■ Study material ■
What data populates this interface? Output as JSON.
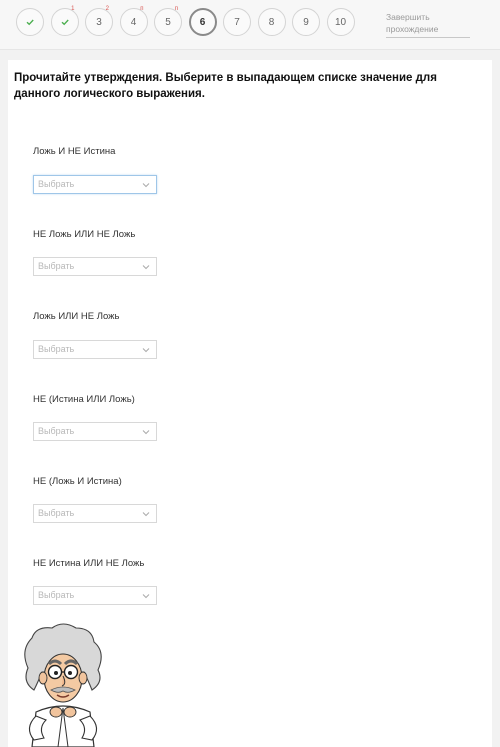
{
  "steps": [
    {
      "label": "",
      "state": "done",
      "mark": ""
    },
    {
      "label": "",
      "state": "done",
      "mark": "1"
    },
    {
      "label": "3",
      "state": "normal",
      "mark": "2"
    },
    {
      "label": "4",
      "state": "normal",
      "mark": "п"
    },
    {
      "label": "5",
      "state": "normal",
      "mark": "п"
    },
    {
      "label": "6",
      "state": "current",
      "mark": ""
    },
    {
      "label": "7",
      "state": "normal",
      "mark": ""
    },
    {
      "label": "8",
      "state": "normal",
      "mark": ""
    },
    {
      "label": "9",
      "state": "normal",
      "mark": ""
    },
    {
      "label": "10",
      "state": "normal",
      "mark": ""
    }
  ],
  "finish_label": "Завершить прохождение",
  "question": "Прочитайте утверждения. Выберите в выпадающем списке значение для данного логического выражения.",
  "items": [
    {
      "label": "Ложь И НЕ Истина",
      "placeholder": "Выбрать"
    },
    {
      "label": "НЕ Ложь ИЛИ НЕ Ложь",
      "placeholder": "Выбрать"
    },
    {
      "label": "Ложь ИЛИ НЕ Ложь",
      "placeholder": "Выбрать"
    },
    {
      "label": "НЕ (Истина ИЛИ Ложь)",
      "placeholder": "Выбрать"
    },
    {
      "label": "НЕ (Ложь И Истина)",
      "placeholder": "Выбрать"
    },
    {
      "label": "НЕ Истина ИЛИ НЕ Ложь",
      "placeholder": "Выбрать"
    }
  ],
  "colors": {
    "check": "#4caf50",
    "mark": "#d9534f",
    "focus": "#9fc6e8"
  }
}
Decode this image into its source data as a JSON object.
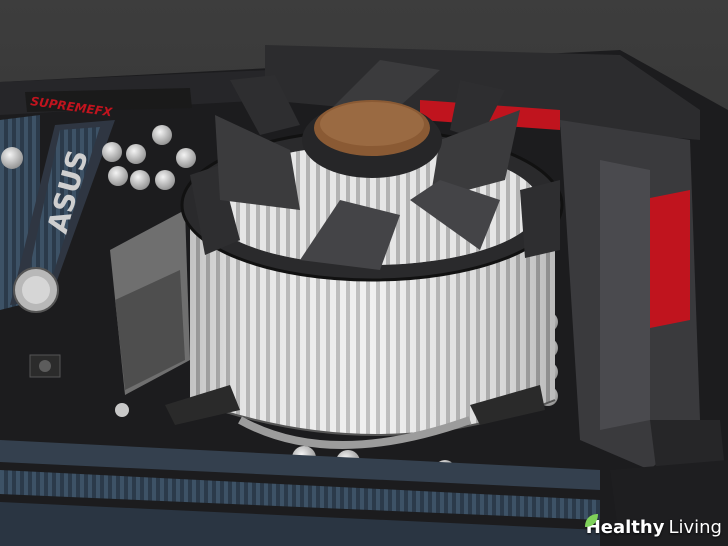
{
  "board": {
    "brand_label": "ASUS",
    "series_label": "SUPREMEFX"
  },
  "watermark": {
    "strong": "Healthy",
    "light": "Living"
  },
  "colors": {
    "background": "#3a3a3a",
    "board": "#1c1c1e",
    "accent_red": "#c0141e",
    "fin_light": "#e6e6e6",
    "fan_hub": "#8a5a34"
  }
}
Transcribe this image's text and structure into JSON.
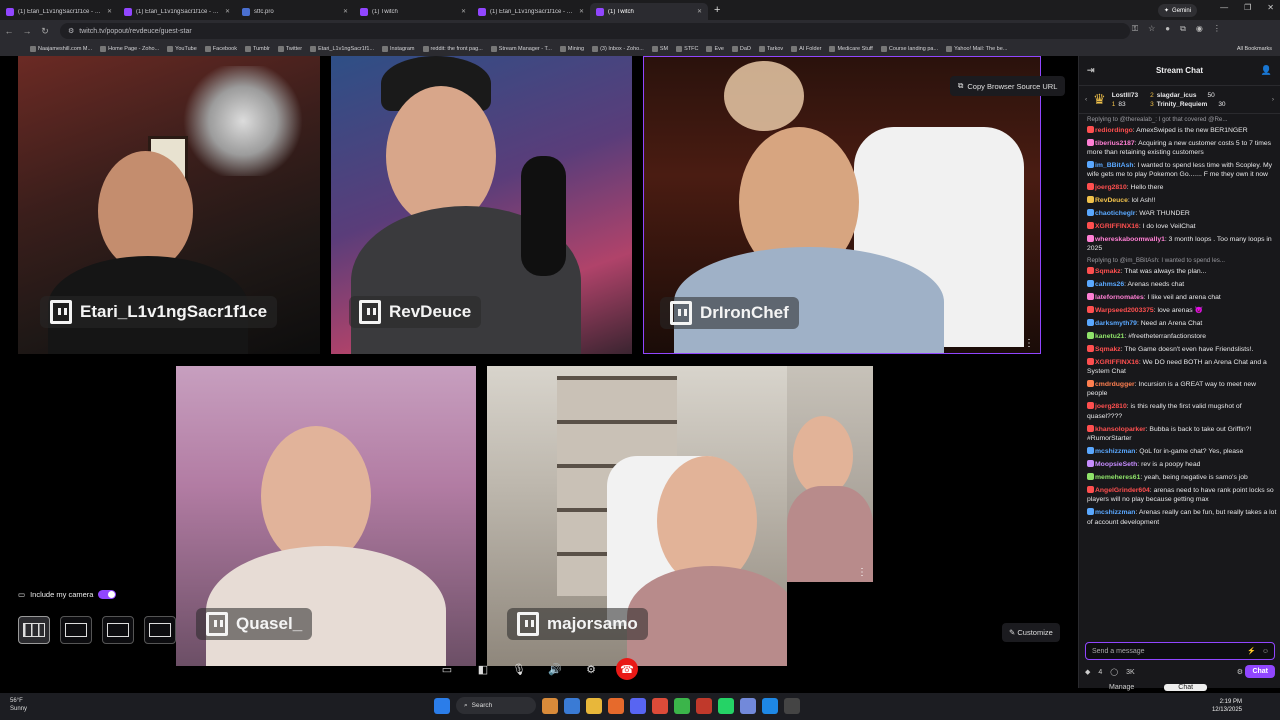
{
  "tabs": [
    {
      "title": "(1) Etari_L1v1ngSacr1f1ce - Vid",
      "active": false
    },
    {
      "title": "(1) Etari_L1v1ngSacr1f1ce - Vid",
      "active": false
    },
    {
      "title": "stfc.pro",
      "active": false
    },
    {
      "title": "(1) Twitch",
      "active": false
    },
    {
      "title": "(1) Etari_L1v1ngSacr1f1ce - Twi",
      "active": false
    },
    {
      "title": "(1) Twitch",
      "active": true
    }
  ],
  "gemini": "Gemini",
  "url": "twitch.tv/popout/revdeuce/guest-star",
  "bookmarks": [
    "Naajameshill.com M...",
    "Home Page - Zoho...",
    "YouTube",
    "Facebook",
    "Tumblr",
    "Twitter",
    "Etari_L1v1ngSacr1f1...",
    "Instagram",
    "reddit: the front pag...",
    "Stream Manager - T...",
    "Mining",
    "(3) Inbox - Zoho...",
    "SM",
    "STFC",
    "Eve",
    "DaD",
    "Tarkov",
    "AI Folder",
    "Medicare Stuff",
    "Course landing pa...",
    "Yahoo! Mail: The be..."
  ],
  "all_bookmarks": "All Bookmarks",
  "stage": {
    "copy_url": "Copy Browser Source URL",
    "include_camera": "Include my camera",
    "customize": "Customize",
    "participants": [
      {
        "name": "Etari_L1v1ngSacr1f1ce"
      },
      {
        "name": "RevDeuce"
      },
      {
        "name": "DrIronChef"
      },
      {
        "name": "Quasel_"
      },
      {
        "name": "majorsamo"
      }
    ]
  },
  "chat": {
    "title": "Stream Chat",
    "leaderboard": [
      {
        "name": "Lostlll73",
        "value": "83",
        "medal": "1"
      },
      {
        "name": "slagdar_icus",
        "value": "50",
        "medal": "2"
      },
      {
        "name": "Trinity_Requiem",
        "value": "30",
        "medal": "3"
      }
    ],
    "messages": [
      {
        "reply": "Replying to @therealab_: I got that covered @Re...",
        "user": "rediordingo",
        "color": "#ff4f4f",
        "text": "AmexSwiped is the new BER1NGER"
      },
      {
        "user": "tiberius2187",
        "color": "#ff7fd4",
        "text": "Acquiring a new customer costs 5 to 7 times more than retaining existing customers"
      },
      {
        "user": "im_BBitAsh",
        "color": "#5aa8ff",
        "text": "I wanted to spend less time with Scopley. My wife gets me to play Pokemon Go....... F me they own it now"
      },
      {
        "user": "joerg2810",
        "color": "#ff4f4f",
        "text": "Hello there"
      },
      {
        "user": "RevDeuce",
        "color": "#f0c14b",
        "text": "lol Ash!!"
      },
      {
        "user": "chaoticheglr",
        "color": "#5aa8ff",
        "text": "WAR THUNDER"
      },
      {
        "user": "XGRIFFINX16",
        "color": "#ff4f4f",
        "text": "I do love VeilChat"
      },
      {
        "user": "whereskaboomwally1",
        "color": "#ff7fd4",
        "text": "3 month loops . Too many loops in 2025"
      },
      {
        "reply": "Replying to @im_BBitAsh: I wanted to spend les...",
        "user": "Sqmakz",
        "color": "#ff4f4f",
        "text": "That was always the plan..."
      },
      {
        "user": "cahms26",
        "color": "#5aa8ff",
        "text": "Arenas needs chat"
      },
      {
        "user": "latefornomates",
        "color": "#ff7fd4",
        "text": "I like veil and arena chat"
      },
      {
        "user": "Warpseed2003375",
        "color": "#ff4f4f",
        "text": "love arenas 😈"
      },
      {
        "user": "darksmyth79",
        "color": "#5aa8ff",
        "text": "Need an Arena Chat"
      },
      {
        "user": "kanetu21",
        "color": "#8fe36a",
        "text": "#freetheterranfactionstore"
      },
      {
        "user": "Sqmakz",
        "color": "#ff4f4f",
        "text": "The Game doesn't even have Friendslists!."
      },
      {
        "user": "XGRIFFINX16",
        "color": "#ff4f4f",
        "text": "We DO need BOTH an Arena Chat and a System Chat"
      },
      {
        "user": "cmdrdugger",
        "color": "#ff7f50",
        "text": "Incursion is a GREAT way to meet new people"
      },
      {
        "user": "joerg2810",
        "color": "#ff4f4f",
        "text": "is this really the first valid mugshot of quasel????"
      },
      {
        "user": "khansoloparker",
        "color": "#ff4f4f",
        "text": "Bubba is back to take out Griffin?! #RumorStarter"
      },
      {
        "user": "mcshizzman",
        "color": "#5aa8ff",
        "text": "QoL for in-game chat? Yes, please"
      },
      {
        "user": "MoopsieSeth",
        "color": "#c68cff",
        "text": "rev is a poopy head"
      },
      {
        "user": "memeheres61",
        "color": "#8fe36a",
        "text": "yeah, being negative is samo's job"
      },
      {
        "user": "AngelGrinder604",
        "color": "#ff4f4f",
        "text": "arenas need to have rank point locks so players will no play because getting max"
      },
      {
        "user": "mcshizzman",
        "color": "#5aa8ff",
        "text": "Arenas really can be fun, but really takes a lot of account development"
      }
    ],
    "input_placeholder": "Send a message",
    "points_a": "4",
    "points_b": "3K",
    "chat_button": "Chat",
    "manage": "Manage",
    "chat_tab": "Chat"
  },
  "taskbar": {
    "temp": "56°F",
    "weather": "Sunny",
    "search": "Search",
    "time": "2:19 PM",
    "date": "12/13/2025"
  }
}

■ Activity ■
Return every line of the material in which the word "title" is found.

■ Result for this exercise ■
      "title": "(1) Etari_L1v1ngSacr1f1ce - Vid",
      "title": "(1) Etari_L1v1ngSacr1f1ce - Vid",
      "title": "stfc.pro",
      "title": "(1) Twitch",
      "title": "(1) Etari_L1v1ngSacr1f1ce - Twi",
      "title": "(1) Twitch",
    "title": "Stream Chat",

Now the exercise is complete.